- [TASK] Among the lines of the records, please find those that contain the word "badge" and copy them.

_ _ _ _ _

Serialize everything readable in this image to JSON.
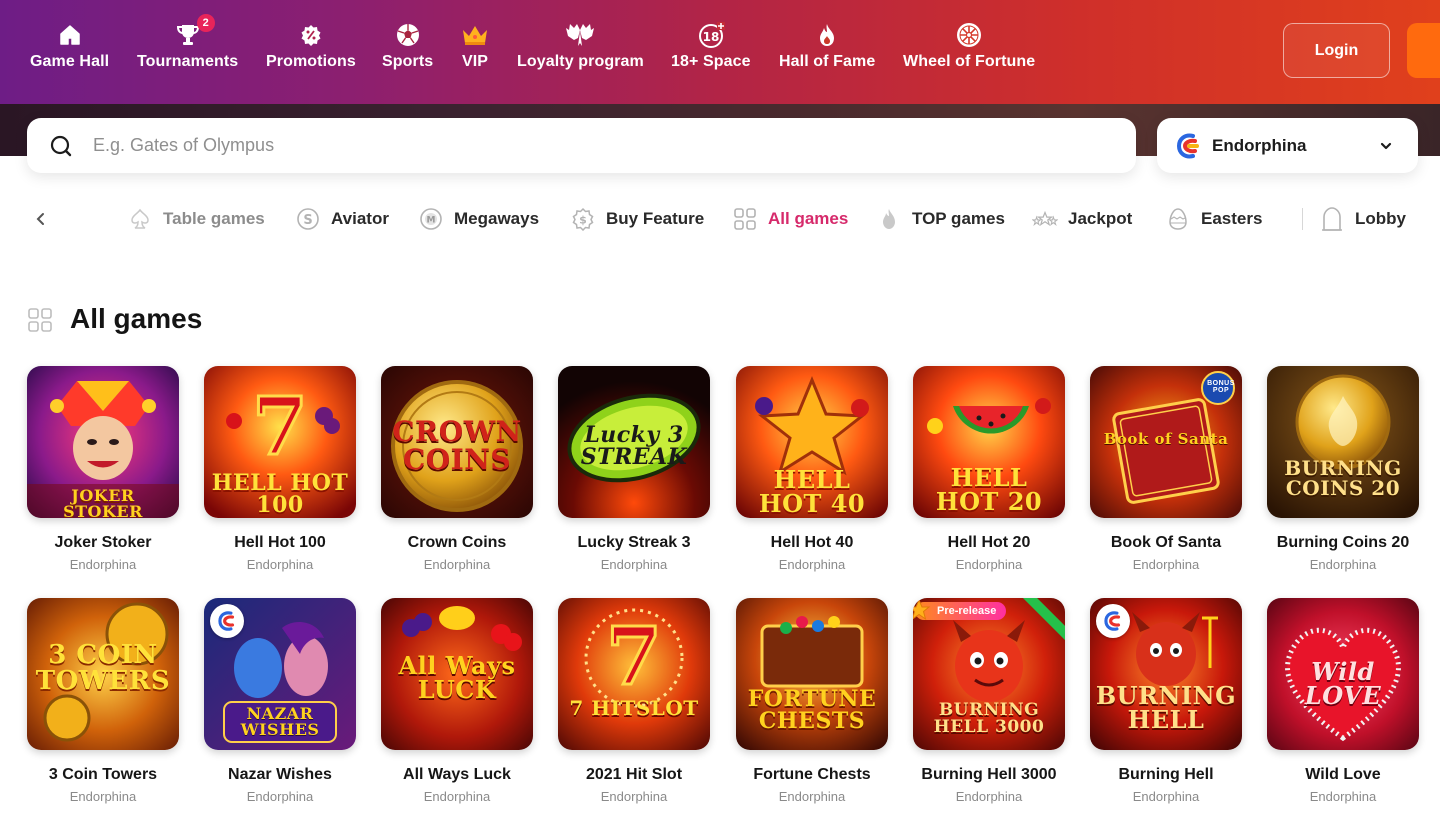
{
  "header": {
    "nav": [
      {
        "label": "Game Hall",
        "icon": "home-icon"
      },
      {
        "label": "Tournaments",
        "icon": "trophy-icon",
        "badge": "2"
      },
      {
        "label": "Promotions",
        "icon": "percent-badge-icon"
      },
      {
        "label": "Sports",
        "icon": "soccer-ball-icon"
      },
      {
        "label": "VIP",
        "icon": "crown-icon"
      },
      {
        "label": "Loyalty program",
        "icon": "wings-icon"
      },
      {
        "label": "18+ Space",
        "icon": "eighteen-plus-icon"
      },
      {
        "label": "Hall of Fame",
        "icon": "flame-icon"
      },
      {
        "label": "Wheel of Fortune",
        "icon": "wheel-icon"
      }
    ],
    "login_label": "Login",
    "colors": {
      "gradient_start": "#6e1d86",
      "gradient_end": "#e0401c",
      "register": "#ff6a0e"
    }
  },
  "search": {
    "placeholder": "E.g. Gates of Olympus",
    "value": "",
    "provider": "Endorphina"
  },
  "categories": [
    {
      "label": "Table games",
      "icon": "table-games-icon",
      "state": "dim"
    },
    {
      "label": "Aviator",
      "icon": "aviator-icon",
      "state": "normal"
    },
    {
      "label": "Megaways",
      "icon": "megaways-icon",
      "state": "normal"
    },
    {
      "label": "Buy Feature",
      "icon": "buy-feature-icon",
      "state": "normal"
    },
    {
      "label": "All games",
      "icon": "grid-icon",
      "state": "active"
    },
    {
      "label": "TOP games",
      "icon": "flame-icon",
      "state": "normal"
    },
    {
      "label": "Jackpot",
      "icon": "stars-icon",
      "state": "normal"
    },
    {
      "label": "Easters",
      "icon": "egg-icon",
      "state": "normal"
    },
    {
      "label": "Lobby",
      "icon": "lobby-icon",
      "state": "normal"
    }
  ],
  "section": {
    "title": "All games",
    "active_color": "#d62a6b"
  },
  "games": [
    {
      "name": "Joker Stoker",
      "provider": "Endorphina",
      "art": "JOKER STOKER"
    },
    {
      "name": "Hell Hot 100",
      "provider": "Endorphina",
      "art": "HELL HOT 100"
    },
    {
      "name": "Crown Coins",
      "provider": "Endorphina",
      "art": "CROWN COINS"
    },
    {
      "name": "Lucky Streak 3",
      "provider": "Endorphina",
      "art": "Lucky 3 STREAK"
    },
    {
      "name": "Hell Hot 40",
      "provider": "Endorphina",
      "art": "HELL HOT 40"
    },
    {
      "name": "Hell Hot 20",
      "provider": "Endorphina",
      "art": "HELL HOT 20"
    },
    {
      "name": "Book Of Santa",
      "provider": "Endorphina",
      "art": "Book of Santa",
      "badge": "BONUS POP"
    },
    {
      "name": "Burning Coins 20",
      "provider": "Endorphina",
      "art": "BURNING COINS 20"
    },
    {
      "name": "3 Coin Towers",
      "provider": "Endorphina",
      "art": "3 COIN TOWERS"
    },
    {
      "name": "Nazar Wishes",
      "provider": "Endorphina",
      "art": "NAZAR WISHES"
    },
    {
      "name": "All Ways Luck",
      "provider": "Endorphina",
      "art": "All Ways LUCK"
    },
    {
      "name": "2021 Hit Slot",
      "provider": "Endorphina",
      "art": "7 HITSLOT"
    },
    {
      "name": "Fortune Chests",
      "provider": "Endorphina",
      "art": "FORTUNE CHESTS"
    },
    {
      "name": "Burning Hell 3000",
      "provider": "Endorphina",
      "art": "BURNING HELL 3000",
      "tag": "Pre-release"
    },
    {
      "name": "Burning Hell",
      "provider": "Endorphina",
      "art": "BURNING HELL"
    },
    {
      "name": "Wild Love",
      "provider": "Endorphina",
      "art": "Wild LOVE"
    }
  ]
}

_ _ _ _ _

- [YOUR RESPONSE]
        "badge": "2"
        "icon": "percent-badge-icon"
      "badge": "BONUS POP"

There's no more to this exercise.